Change one part and the system will resist. Change the whole and you have a high chance of making the change stick. In the team context, it is critically important to engage the whole team – manager and all his or her direct reports – in understanding and supporting the change to a coaching culture. An analogy with just training the line manager is ball-room dancing. If only one partner knows how to tango, a couple is not going to do well! In a team with a coaching culture, everyone understands the basics of coaching and can coach everyone else. (That includes, on occasion, the line manager being coached by a direct report!) Equally, everyone needs to know how to be coached, so they can help the coach help them.
Acquiring the coaching mindset takes time.

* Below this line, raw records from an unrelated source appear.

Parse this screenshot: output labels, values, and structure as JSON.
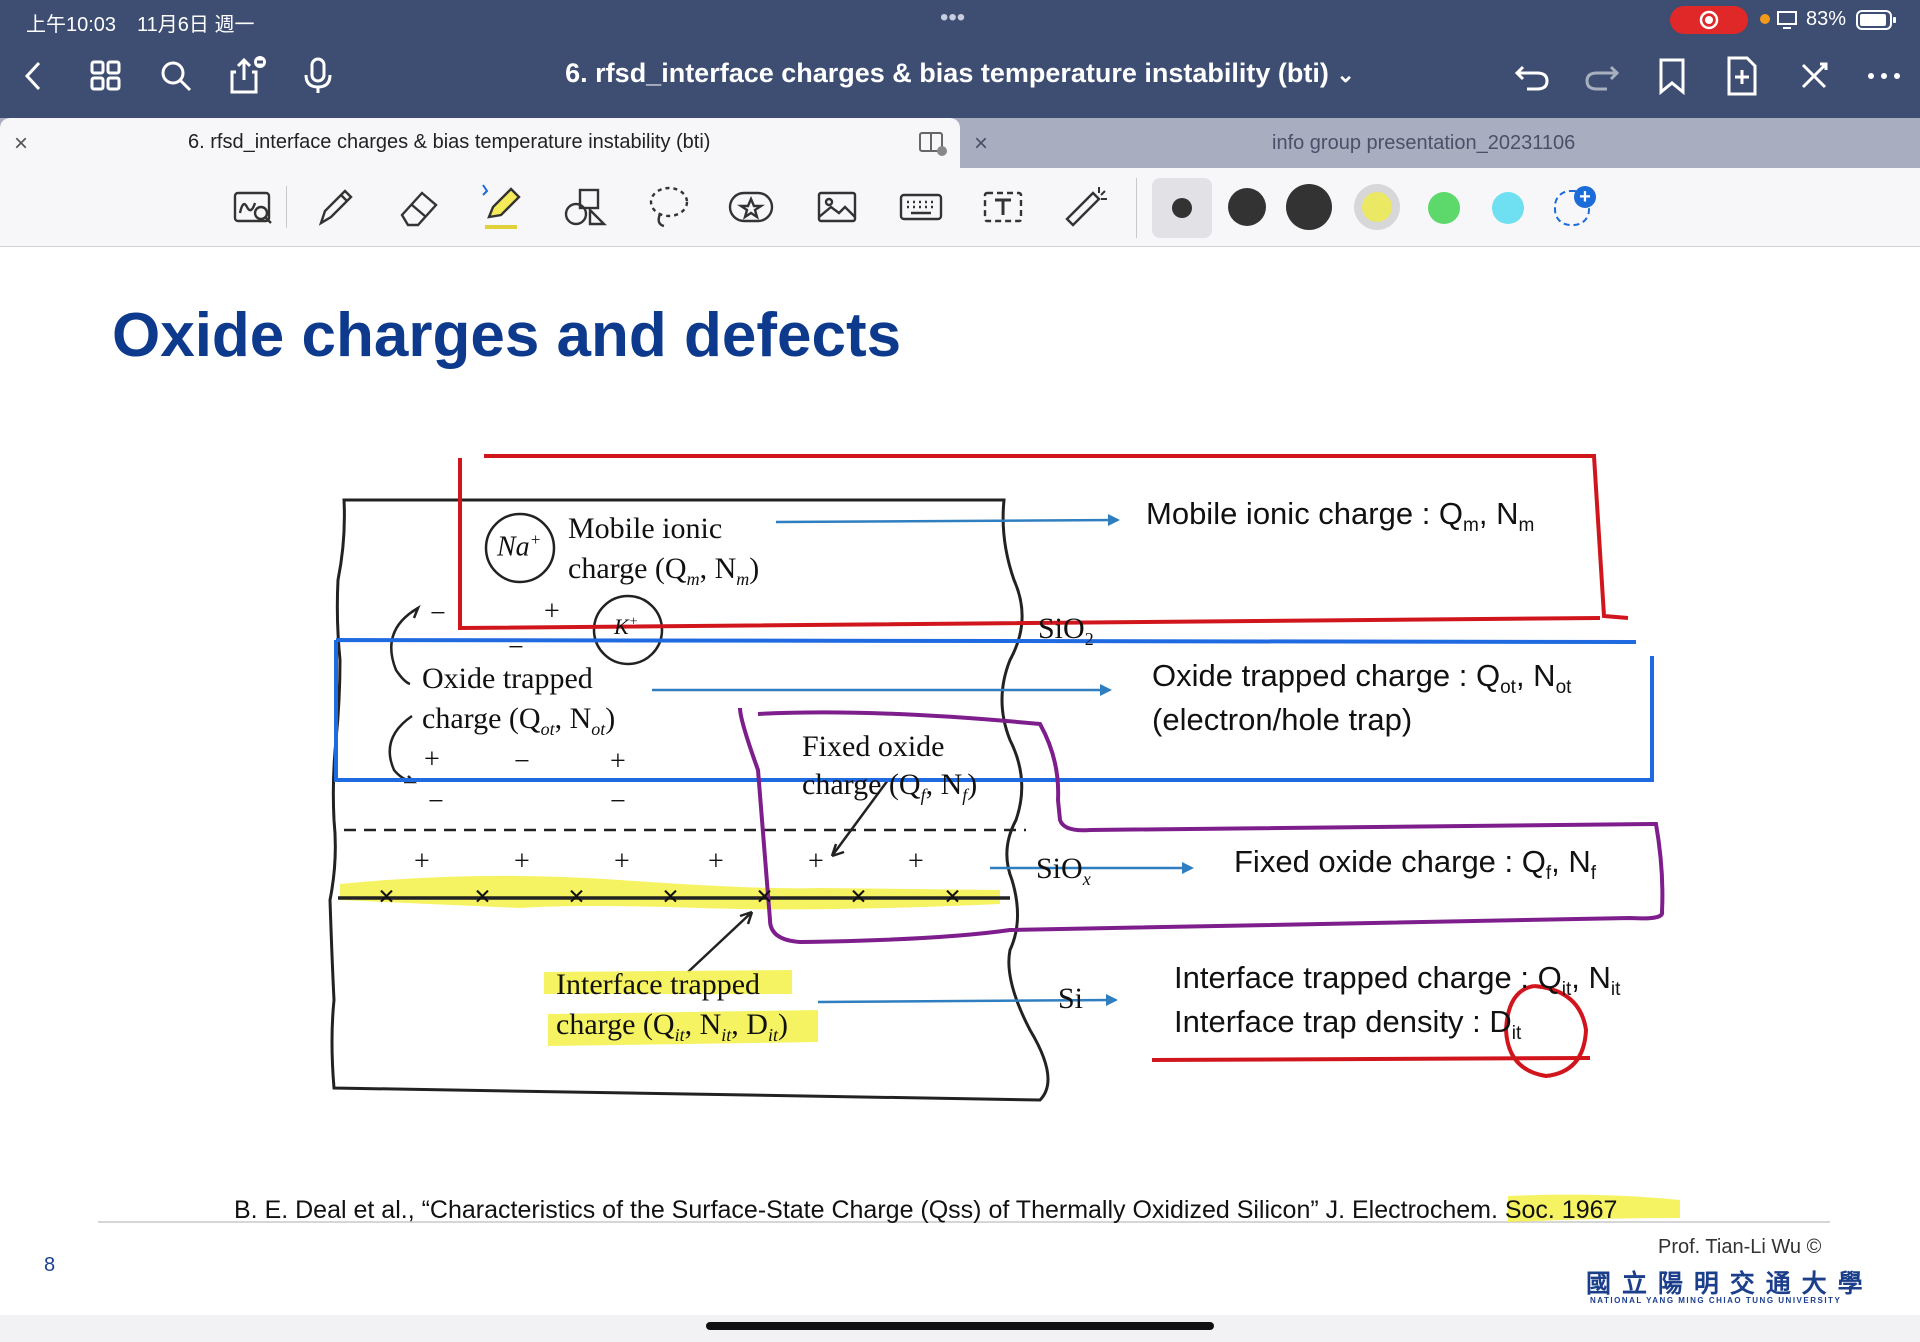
{
  "status": {
    "time": "上午10:03",
    "date": "11月6日 週一",
    "battery": "83%",
    "dots": "•••"
  },
  "header": {
    "title": "6. rfsd_interface charges & bias temperature instability (bti)",
    "title_chevron": "⌄"
  },
  "tabs": [
    {
      "label": "6. rfsd_interface charges & bias temperature instability (bti)",
      "close": "×"
    },
    {
      "label": "info group presentation_20231106",
      "close": "×"
    }
  ],
  "toolbar": {
    "colors": [
      "#333333",
      "#333333",
      "#333333",
      "#e8e66a",
      "#5dd86a",
      "#6ee0f2"
    ],
    "add_color": "+"
  },
  "slide": {
    "title": "Oxide charges and defects",
    "page_number": "8",
    "reference": "B. E. Deal et al., “Characteristics of the Surface-State Charge (Qss) of Thermally Oxidized Silicon” J. Electrochem. Soc. 1967",
    "author": "Prof. Tian-Li Wu ©",
    "university_cn": "國 立 陽 明 交 通 大 學",
    "university_en": "NATIONAL YANG MING CHIAO TUNG UNIVERSITY",
    "diagram": {
      "na": "Na",
      "na_sup": "+",
      "k": "K",
      "k_sup": "+",
      "mobile_l1": "Mobile ionic",
      "mobile_l2": "charge (Q",
      "mobile_sub1": "m",
      "mobile_mid": ", N",
      "mobile_sub2": "m",
      "mobile_end": ")",
      "oxide_l1": "Oxide trapped",
      "oxide_l2": "charge (Q",
      "oxide_sub1": "ot",
      "oxide_mid": ", N",
      "oxide_sub2": "ot",
      "oxide_end": ")",
      "fixed_l1": "Fixed oxide",
      "fixed_l2": "charge (Q",
      "fixed_sub1": "f",
      "fixed_mid": ", N",
      "fixed_sub2": "f",
      "fixed_end": ")",
      "interface_l1": "Interface trapped",
      "interface_l2": "charge (Q",
      "interface_sub1": "it",
      "interface_mid": ", N",
      "interface_sub2": "it",
      "interface_mid2": ", D",
      "interface_sub3": "it",
      "interface_end": ")",
      "sio2": "SiO",
      "sio2_sub": "2",
      "siox": "SiO",
      "siox_sub": "x",
      "si": "Si",
      "plus": "+",
      "minus": "−",
      "cross": "×"
    },
    "labels": {
      "mobile": "Mobile ionic charge : Q",
      "mobile_sub1": "m",
      "mobile_mid": ", N",
      "mobile_sub2": "m",
      "oxide": "Oxide trapped charge : Q",
      "oxide_sub1": "ot",
      "oxide_mid": ", N",
      "oxide_sub2": "ot",
      "oxide_l2": "(electron/hole trap)",
      "fixed": "Fixed oxide charge : Q",
      "fixed_sub1": "f",
      "fixed_mid": ", N",
      "fixed_sub2": "f",
      "interface": "Interface trapped charge : Q",
      "interface_sub1": "it",
      "interface_mid": ", N",
      "interface_sub2": "it",
      "density": "Interface trap density : D",
      "density_sub": "it"
    }
  }
}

Coaching is both a mindset and a skill set. A concentrated workshop can provide basic knowledge, skills and some opportunities to practice in a safe environment outside the team. But the impact of coaching typically happens between coaching conversations, when the learner reflects on insights, ideas, issues and intentions. It seems that learning to coach and be coached is most effective when broken up into relatively small chunks, with sufficient space (at least a couple of weeks) to reflect, absorb and practice using what has been learned.
The line manager and the team need to have clear expectations of each other.
Research identifies a long list of potential barriers to effective coaching by line managers, from being seen to have their own agenda, to finding it hard break out of parent-child behaviours. All of these can be overcome, if the line manager and the team have clear expectations about the nature and purpose of coaching. One of the big mindshifts needed is from the assumption that the line manager will do coaching
to team members, to the recognition that their role is to create the environment, where coaching happens. (The coach may be another team member or someone from outside, as well as the manager.)
The change process needs to be supported
Within the team, developing an environment of psychological safety is closely correlated with speed of acquiring a coaching culture. At the same time, teams progress more confidently if they feel that their learning journey is supported from outside, for example, by senior management. External support may take the form of a specialist team coach or facilitator – an outsider with the skills to help the team deal with issues such as unsurfaced conflict, or clarifying the team purpose.
Learning needs to be related to current issues for the team
Teams focused on delivering demanding targets don't have a lot of time for the abstract and theoretical. They do want to know what the benefits of achieving a coaching culture will be (both individually and collectively), but, for the most part, they want to see how what they are learning can be applied to practical and relatively immediate issues the team faces in delivering what is expected of it.
Putting this learning into practice – an experiment
We took our conclusions to a number of large UK and multinational employers and shared some ideas about how to design an approach that would address all the issues we had identified. The result is a series of experiments, in sectors from retail to higher education. The core of the experiment, in each case, is an on-line learning resource, consisting of podcasts, self-diagnostics and background reading. The number of modules varies according to the depth of learning required and the logistics of learning management in each organisation. Each member of a team is expected to work through these materials (taking typically no more than one hour) before the team meets for a Coaching Conversation – a session, often attached to the end of a regular team meeting, where they explore their learning from the pre- work together and discuss how they will apply it in their own environment. These sessions may be facilitated by an outside, or by the team leader (the experiments allow eventual comparison between the two approaches). They contract with each other to practise skills and processes they have learned. Over the course of the modules, the team is expected gradually to become more confident and capable of using coaching processes and the coaching mindset becomes engrained in the way they think about work issues generally.
First measures from these experiments are very positive, but we require a more, verifiable data before drawing clear conclusions. What we have learned is that a requirement of this form of learning – which, if not unique, is certainly uncommon – is a high degree of flexibility about how the materials are structured and presented, what order the team works through them, the pace and timing of the team's learning, and how it applies learning to work issues.
Both we and the organisations engaging in these experiments with us are very excited about the possibility of using this approach to bring about wider cultural
change. Our expectation is that the development of coaching cultures within work teams will be highly instrumental in stimulating an overall organisational coaching culture. This is likely to be the subject of future research, using diagnostics of progress towards a coaching culture, at both team and organisational levels.
© David Clutterbuck, 2015